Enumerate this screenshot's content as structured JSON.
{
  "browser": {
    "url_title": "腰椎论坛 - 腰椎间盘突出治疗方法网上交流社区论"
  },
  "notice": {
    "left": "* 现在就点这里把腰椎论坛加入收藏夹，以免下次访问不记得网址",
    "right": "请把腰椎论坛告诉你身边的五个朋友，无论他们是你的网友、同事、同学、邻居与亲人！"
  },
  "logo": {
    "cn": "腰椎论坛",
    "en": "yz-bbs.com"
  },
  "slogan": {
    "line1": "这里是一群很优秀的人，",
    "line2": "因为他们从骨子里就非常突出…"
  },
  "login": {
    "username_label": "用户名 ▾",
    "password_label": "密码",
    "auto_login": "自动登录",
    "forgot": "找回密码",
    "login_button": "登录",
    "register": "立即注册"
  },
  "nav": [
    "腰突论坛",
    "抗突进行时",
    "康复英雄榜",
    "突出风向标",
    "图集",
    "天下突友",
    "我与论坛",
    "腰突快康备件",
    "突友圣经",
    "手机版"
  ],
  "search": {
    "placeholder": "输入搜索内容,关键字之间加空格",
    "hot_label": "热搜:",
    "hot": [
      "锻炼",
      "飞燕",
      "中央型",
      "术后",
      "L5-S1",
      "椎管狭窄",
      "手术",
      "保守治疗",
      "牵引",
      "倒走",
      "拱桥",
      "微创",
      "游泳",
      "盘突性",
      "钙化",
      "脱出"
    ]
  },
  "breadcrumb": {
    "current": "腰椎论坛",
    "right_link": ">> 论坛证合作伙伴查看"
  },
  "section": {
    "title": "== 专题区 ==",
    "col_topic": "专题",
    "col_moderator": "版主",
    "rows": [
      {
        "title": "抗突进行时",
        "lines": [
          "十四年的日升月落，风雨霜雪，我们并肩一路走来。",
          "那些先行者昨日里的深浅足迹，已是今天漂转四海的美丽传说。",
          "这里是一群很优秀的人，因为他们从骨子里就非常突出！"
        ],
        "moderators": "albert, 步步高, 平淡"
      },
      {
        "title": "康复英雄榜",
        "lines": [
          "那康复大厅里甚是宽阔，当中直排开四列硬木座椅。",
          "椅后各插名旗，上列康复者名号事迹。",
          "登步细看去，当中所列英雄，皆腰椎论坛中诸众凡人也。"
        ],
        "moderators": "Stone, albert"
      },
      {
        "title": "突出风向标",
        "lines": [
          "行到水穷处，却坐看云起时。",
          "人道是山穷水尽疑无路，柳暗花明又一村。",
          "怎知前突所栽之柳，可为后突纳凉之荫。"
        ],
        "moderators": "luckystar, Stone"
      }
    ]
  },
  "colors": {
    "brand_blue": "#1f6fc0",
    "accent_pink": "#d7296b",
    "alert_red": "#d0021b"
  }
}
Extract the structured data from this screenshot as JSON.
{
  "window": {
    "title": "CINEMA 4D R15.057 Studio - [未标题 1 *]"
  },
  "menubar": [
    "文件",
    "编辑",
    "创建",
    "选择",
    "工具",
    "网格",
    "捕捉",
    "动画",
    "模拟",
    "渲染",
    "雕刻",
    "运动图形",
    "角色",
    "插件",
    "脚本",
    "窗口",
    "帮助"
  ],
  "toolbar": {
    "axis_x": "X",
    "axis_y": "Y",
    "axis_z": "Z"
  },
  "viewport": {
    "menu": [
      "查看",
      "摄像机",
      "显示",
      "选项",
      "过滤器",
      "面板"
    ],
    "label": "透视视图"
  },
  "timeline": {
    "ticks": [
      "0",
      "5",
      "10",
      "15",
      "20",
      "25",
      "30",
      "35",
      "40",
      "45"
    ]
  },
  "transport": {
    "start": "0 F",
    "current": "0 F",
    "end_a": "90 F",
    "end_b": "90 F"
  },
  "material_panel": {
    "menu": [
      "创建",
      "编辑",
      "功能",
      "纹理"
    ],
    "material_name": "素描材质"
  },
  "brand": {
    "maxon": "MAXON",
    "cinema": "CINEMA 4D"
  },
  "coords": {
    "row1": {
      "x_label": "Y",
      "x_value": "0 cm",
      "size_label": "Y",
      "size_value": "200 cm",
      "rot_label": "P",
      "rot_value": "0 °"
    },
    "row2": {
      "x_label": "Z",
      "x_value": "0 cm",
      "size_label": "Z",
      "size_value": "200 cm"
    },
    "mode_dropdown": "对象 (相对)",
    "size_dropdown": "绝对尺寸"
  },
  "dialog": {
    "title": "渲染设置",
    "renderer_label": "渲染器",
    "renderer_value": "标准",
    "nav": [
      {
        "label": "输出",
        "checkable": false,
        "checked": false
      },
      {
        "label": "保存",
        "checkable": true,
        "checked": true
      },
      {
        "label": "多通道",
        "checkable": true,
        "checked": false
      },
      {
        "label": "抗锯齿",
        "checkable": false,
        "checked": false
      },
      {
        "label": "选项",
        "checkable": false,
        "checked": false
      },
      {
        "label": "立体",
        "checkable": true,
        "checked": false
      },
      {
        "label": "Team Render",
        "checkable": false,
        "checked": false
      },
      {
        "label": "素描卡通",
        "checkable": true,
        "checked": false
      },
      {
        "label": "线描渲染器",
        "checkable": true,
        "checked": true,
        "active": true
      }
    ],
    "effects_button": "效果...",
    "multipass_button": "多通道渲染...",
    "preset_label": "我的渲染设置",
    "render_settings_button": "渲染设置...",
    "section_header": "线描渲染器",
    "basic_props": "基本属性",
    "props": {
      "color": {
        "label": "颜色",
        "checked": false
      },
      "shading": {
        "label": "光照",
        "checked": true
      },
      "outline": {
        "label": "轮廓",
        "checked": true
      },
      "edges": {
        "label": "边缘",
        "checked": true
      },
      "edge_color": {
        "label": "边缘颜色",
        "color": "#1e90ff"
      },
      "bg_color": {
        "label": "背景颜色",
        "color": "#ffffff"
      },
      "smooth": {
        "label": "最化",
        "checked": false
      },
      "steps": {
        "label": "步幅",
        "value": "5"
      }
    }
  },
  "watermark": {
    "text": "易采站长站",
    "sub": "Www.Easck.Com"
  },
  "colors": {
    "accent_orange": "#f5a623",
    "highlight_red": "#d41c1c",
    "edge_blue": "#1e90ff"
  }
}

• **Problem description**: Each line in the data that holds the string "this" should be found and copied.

• **Worked solution**:
Enumerate this screenshot's content as structured JSON.
Extract the structured data from this screenshot as JSON.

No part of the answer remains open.